I once spent two weeks with a regimental ski team in Champery, Switzerland. They were there to train for the British Army Downhill Championship. There's nothing very interesting about that, you may say, but two of the five soldiers taking part had only been skiing for a few days! The competition was six weeks later, and these two completed the course at speeds of up to 60 mph, and they weren't last.How did they do it? They managed because they were extremely fit, they were prepared to clock up an enormous mileage, and they had a really positive attitude.
Yet without being taught more than a snowplough at the start of the six weeks training, they were able to ski in a downhill.The point of mentioning this is to show you that technical knowledge is not everything, and with complete dedication to the three main principles of fitness, mileage, and positive attitude, technique can come naturally over a short time. The problem of course is that it may be impossible to adopt the soldiers' dedication because of time, money, or whatever. Besides, their training schedule did only concentrate on downhill technique, and although they eventually became ski instructors, it took them a little longer to get the hang of all the other types of turn in the lexicon of skiing technique.

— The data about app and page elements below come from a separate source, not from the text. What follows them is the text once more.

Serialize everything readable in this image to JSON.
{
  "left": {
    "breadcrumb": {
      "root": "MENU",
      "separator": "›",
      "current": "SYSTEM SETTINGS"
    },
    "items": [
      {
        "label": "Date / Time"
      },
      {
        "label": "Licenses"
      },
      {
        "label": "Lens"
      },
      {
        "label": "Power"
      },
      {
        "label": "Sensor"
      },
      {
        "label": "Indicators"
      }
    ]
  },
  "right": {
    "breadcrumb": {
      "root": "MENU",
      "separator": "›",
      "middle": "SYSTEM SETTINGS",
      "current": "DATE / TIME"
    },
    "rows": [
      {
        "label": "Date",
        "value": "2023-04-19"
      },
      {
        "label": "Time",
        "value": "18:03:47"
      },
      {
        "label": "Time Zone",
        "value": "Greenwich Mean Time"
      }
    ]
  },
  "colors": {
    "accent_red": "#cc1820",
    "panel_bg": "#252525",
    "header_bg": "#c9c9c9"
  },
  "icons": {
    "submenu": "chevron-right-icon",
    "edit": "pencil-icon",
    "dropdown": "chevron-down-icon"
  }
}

Modern turning techniques were developed during the late sixties by the gurus of the time, from dissecting and analysing the smallest movements of children and racers as they tore down slalom courses. George Joubert and Jean Vuarnet from France took pictures of racers with motorised still cameras, and their movements were broken down to form the basis of the turns we use today. These quite radical changes in technique went hand in hand with the improved technology in ski and ski boot manufacture, and have now become the standard.Let's just summarise what turns are for:.
We use them to get round corners. We use them to brake and control our speed on the piste, in the bumps, on the steep, and in powder snow. These are usually short, snappy turns.
We may also use short snappy turns as an alternative to ancient courting rituals or when we feel exhilarated with excess energy. On the other hand we make fast long turns on wide empty pistes, and for off piste and glacier skiing on Spring snow, or when we feel knackered and couldn't be bothered to do short snappy turns.Our technique will be governed by the weather, the type of snow, and even our mood on a particular day. All this is obvious, but it is surprising how many people apply the only turn in their repertoire, which we will refer to as the bog standard stem christie, to try and cover all these different situations. Don't worry just now if you are unfamiliar with the term 'stem christie'.
It will be explained elsewhere.Now I don't have anything against the bog standard stem christie; it is a very useful turn, and the basis for everything that follows, but its very success as the universal turn can be a skier's undoing. For example, if he tries to use it on ice, or the steep, or in deep snow, or trying to race round slalom gates on a club day, he is not going to find it very helpful.In the article, 'How a Ski is Turned', I discuss the physics employed to turn a ski, before getting on to the exercises you will be able to practise to produce some quality turns..Simon Dewhurst has taught downhill skiing in North America, Scandinavia and the European Alps for 35 years.
He currently runs a ski chalet agency in the French Alps. His book "Secrets of Better Skiing" can be found at http://www.ski-jungle.com. If you have any comments about the above article, he will be happy to answer them.
By: Simon Dewhurst